Politics
3:13 pm
Sat May 25, 2013

Saturday Update: Legislature Honors Fallen Soldiers, Continues Last-Minute Work on Bills

Members of the Texas House and Senate are at their desks this afternoon as the Legislature continues to work in the final days of the 83rd session. 

State Rep. John Zerwas, R-Simonton, says they expect to bring up Senate Bill 1, the budget bill, on Sunday. He was one of the House members who worked with Senators in the conference committee on SB 1.

"It's a complicated process and just when you think you stomp that one fire, there's another yet to be dealt with," Rep. Zerwas said. "I think we just feel like we need another 24 hours before we're ready. Our feeling is that we need to do a little more work communicating what the bill is -- what it does do and what it doesn't do so when it does come up on Sunday, everyone feels very informed."

Before both chambers convened at 2:00 p.m. to work on bills and conference committee reports, they were at the House this morning.

Gov. Rick Perry addressed a joint session of the Texas Legislature to honor the state's men and women who died while serving in the military, fighting what he called the "war on terror."

"While we may have disagreements about policies, we may even disagree about some bills in the last days of the 83rd legislative session, there's absolutely no disagreement about the importance of honoring these young men and women," he said in his remarks. "This event is a strong reminder that as free Americans we have an obligation larger than politics to honor those who've given the ultimate sacrifice and service to our country."

After the ceremony, Lt. Gov. David Dewhurst answered some questions from reporters.

He said he would have liked the Legislature to pass a bill that would have required welfare recipients to drug test. A bill that requires drug testing for people getting unemployment help — SB 21 — passed in the Senate today. Because the Senate passed the same version that House members voted on, it goes to Gov. Perry's desk.

A special legislative session can take place as early as the day following the close of this session -- which is Monday.

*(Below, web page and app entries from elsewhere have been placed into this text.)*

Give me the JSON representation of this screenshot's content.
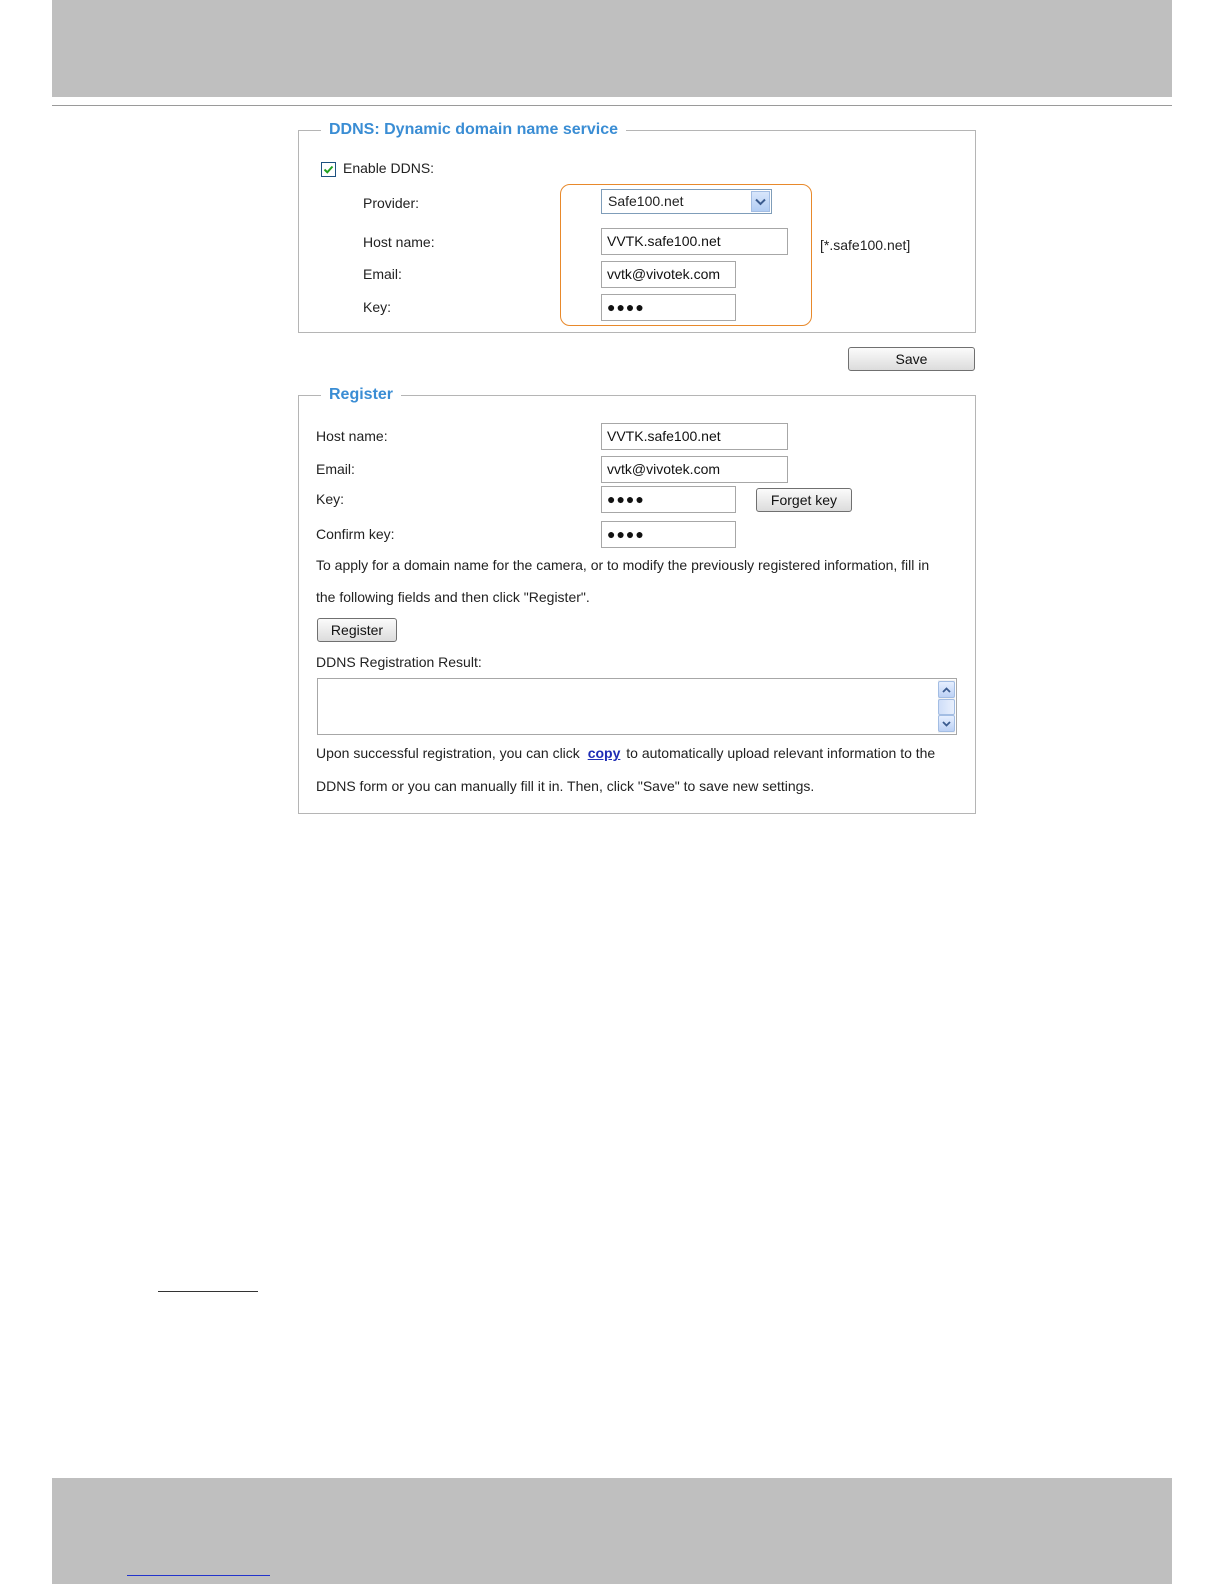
{
  "ddns": {
    "legend": "DDNS: Dynamic domain name service",
    "enable_label": "Enable DDNS:",
    "enabled": true,
    "provider_label": "Provider:",
    "provider_value": "Safe100.net",
    "host_label": "Host name:",
    "host_value": "VVTK.safe100.net",
    "host_suffix": "[*.safe100.net]",
    "email_label": "Email:",
    "email_value": "vvtk@vivotek.com",
    "key_label": "Key:",
    "key_value": "●●●●",
    "save_label": "Save",
    "highlight_color": "#e8892b"
  },
  "register": {
    "legend": "Register",
    "host_label": "Host name:",
    "host_value": "VVTK.safe100.net",
    "email_label": "Email:",
    "email_value": "vvtk@vivotek.com",
    "key_label": "Key:",
    "key_value": "●●●●",
    "forget_key_label": "Forget key",
    "confirm_label": "Confirm key:",
    "confirm_value": "●●●●",
    "instructions_line1": "To apply for a domain name for the camera, or to modify the previously registered information, fill in",
    "instructions_line2": "the following fields and then click \"Register\".",
    "register_label": "Register",
    "result_label": "DDNS Registration Result:",
    "note_before": "Upon successful registration, you can click",
    "copy_label": "copy",
    "note_after": "to automatically upload relevant information to the",
    "note_line2": "DDNS form or you can manually fill it in. Then, click \"Save\" to save new settings."
  },
  "colors": {
    "legend": "#3a8dd4",
    "link": "#1f2db5",
    "band": "#bfbfbf"
  }
}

If Gov. Perry does call a special session, he'll decide what issues will be addressed. Lt. Gov. Dewhurst said aside from redistricting, he hopes lawmakers will come back to tackle overhaul of the Texas Windstorm Insurance Agency, stricter limits on abortion ,and the right to carry concealed handguns on college campuses.

"We’re on the eve of one of the most successful conservative sessions that we’ve ever had in decades and decades," Lt. Gov. Dewhurst said. "There are still some things that I would like to see passed."